**Problem description:**
Where does the string "Program" appear in the records? Copy each line that holds it.
[[ Provided data, beginning ]]
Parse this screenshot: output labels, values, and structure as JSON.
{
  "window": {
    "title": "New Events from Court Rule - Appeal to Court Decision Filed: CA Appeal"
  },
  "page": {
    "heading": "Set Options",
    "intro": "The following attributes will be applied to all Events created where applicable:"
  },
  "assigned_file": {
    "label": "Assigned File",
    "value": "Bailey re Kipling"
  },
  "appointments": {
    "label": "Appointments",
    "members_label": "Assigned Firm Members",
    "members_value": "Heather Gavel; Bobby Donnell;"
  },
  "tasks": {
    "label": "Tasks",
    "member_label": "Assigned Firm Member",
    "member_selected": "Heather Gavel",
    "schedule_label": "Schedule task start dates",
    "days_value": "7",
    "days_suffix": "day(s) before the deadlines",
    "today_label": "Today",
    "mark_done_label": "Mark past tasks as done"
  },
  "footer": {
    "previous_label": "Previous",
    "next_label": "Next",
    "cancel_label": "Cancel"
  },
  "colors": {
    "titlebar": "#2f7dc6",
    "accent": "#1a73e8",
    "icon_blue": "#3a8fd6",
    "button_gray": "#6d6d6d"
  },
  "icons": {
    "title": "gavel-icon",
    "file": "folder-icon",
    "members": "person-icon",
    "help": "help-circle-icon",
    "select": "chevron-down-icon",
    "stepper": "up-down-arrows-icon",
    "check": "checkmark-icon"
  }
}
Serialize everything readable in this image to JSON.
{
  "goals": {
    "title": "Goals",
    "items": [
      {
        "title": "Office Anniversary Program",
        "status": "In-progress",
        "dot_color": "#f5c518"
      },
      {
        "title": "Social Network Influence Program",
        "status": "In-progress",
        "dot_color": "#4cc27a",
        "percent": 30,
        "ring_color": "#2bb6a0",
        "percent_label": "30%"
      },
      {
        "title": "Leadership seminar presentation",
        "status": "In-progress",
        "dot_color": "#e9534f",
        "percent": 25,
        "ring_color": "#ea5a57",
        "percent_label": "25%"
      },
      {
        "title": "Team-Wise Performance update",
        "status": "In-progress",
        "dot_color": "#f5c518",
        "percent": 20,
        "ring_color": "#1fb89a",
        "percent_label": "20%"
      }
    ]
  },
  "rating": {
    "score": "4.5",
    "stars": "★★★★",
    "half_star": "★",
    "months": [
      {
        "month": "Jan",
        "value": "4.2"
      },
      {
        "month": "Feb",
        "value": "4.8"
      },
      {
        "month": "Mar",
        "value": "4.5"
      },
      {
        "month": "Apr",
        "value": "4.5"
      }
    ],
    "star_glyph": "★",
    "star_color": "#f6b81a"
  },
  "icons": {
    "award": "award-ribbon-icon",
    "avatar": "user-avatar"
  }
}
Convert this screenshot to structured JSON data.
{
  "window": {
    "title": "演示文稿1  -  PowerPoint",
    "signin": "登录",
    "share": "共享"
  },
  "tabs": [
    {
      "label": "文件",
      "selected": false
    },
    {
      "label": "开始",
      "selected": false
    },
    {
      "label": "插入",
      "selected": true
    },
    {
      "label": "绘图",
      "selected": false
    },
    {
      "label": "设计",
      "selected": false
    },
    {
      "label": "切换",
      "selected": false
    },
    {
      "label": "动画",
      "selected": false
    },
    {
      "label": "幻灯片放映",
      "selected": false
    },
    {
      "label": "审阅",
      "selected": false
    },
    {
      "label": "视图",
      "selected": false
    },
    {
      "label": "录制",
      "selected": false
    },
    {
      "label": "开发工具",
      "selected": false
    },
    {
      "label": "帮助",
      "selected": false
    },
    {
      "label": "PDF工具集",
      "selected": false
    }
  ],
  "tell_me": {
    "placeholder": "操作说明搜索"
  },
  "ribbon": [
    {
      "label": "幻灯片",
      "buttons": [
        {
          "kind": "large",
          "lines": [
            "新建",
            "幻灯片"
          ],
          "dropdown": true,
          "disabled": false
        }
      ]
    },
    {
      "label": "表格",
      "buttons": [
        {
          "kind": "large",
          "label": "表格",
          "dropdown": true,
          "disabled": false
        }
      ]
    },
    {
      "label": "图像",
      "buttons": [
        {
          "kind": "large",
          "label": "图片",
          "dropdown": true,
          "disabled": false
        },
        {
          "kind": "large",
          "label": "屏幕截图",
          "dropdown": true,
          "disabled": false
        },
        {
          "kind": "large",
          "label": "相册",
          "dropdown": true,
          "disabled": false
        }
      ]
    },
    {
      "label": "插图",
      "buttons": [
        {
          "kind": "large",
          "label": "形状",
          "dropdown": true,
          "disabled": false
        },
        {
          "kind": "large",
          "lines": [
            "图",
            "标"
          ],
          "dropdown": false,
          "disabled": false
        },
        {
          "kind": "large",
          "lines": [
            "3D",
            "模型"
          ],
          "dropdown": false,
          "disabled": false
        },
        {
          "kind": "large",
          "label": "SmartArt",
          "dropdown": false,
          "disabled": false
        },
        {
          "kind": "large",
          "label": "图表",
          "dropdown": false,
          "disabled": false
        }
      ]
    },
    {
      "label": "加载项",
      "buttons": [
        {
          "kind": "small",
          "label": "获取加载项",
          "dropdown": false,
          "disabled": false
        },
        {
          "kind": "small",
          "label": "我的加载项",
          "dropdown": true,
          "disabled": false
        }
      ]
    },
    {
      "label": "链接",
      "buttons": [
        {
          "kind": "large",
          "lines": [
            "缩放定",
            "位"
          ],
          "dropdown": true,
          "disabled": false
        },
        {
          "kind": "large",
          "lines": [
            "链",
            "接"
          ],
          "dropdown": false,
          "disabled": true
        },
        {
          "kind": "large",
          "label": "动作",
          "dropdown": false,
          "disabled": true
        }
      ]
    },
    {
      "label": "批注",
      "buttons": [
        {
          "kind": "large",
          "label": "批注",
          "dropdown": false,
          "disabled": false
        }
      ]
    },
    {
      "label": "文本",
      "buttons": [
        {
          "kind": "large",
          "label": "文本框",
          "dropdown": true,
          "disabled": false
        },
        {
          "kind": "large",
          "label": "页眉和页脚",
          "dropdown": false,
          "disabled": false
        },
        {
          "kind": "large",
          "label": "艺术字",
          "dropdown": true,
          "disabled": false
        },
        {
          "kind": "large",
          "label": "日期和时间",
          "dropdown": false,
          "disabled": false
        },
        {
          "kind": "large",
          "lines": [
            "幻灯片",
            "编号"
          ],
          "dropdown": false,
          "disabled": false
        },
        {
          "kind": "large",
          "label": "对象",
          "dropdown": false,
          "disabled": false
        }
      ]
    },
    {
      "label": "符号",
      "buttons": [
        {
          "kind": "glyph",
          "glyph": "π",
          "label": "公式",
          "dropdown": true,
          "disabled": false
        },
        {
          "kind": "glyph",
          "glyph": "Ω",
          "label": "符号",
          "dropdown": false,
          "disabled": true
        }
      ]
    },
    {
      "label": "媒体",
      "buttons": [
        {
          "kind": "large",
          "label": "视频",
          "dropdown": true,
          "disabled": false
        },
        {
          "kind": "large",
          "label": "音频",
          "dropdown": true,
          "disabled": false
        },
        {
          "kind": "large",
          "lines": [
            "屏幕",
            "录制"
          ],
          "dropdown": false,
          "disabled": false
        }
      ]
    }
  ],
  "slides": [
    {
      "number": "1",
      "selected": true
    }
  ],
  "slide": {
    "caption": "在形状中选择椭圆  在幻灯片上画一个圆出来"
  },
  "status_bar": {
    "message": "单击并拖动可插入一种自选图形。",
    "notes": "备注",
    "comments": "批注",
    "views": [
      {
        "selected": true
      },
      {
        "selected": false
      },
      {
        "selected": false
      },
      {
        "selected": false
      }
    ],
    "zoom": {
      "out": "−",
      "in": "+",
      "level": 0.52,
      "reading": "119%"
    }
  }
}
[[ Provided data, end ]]
**Solution for this exercise:**
        "title": "Office Anniversary Program",
        "title": "Social Network Influence Program",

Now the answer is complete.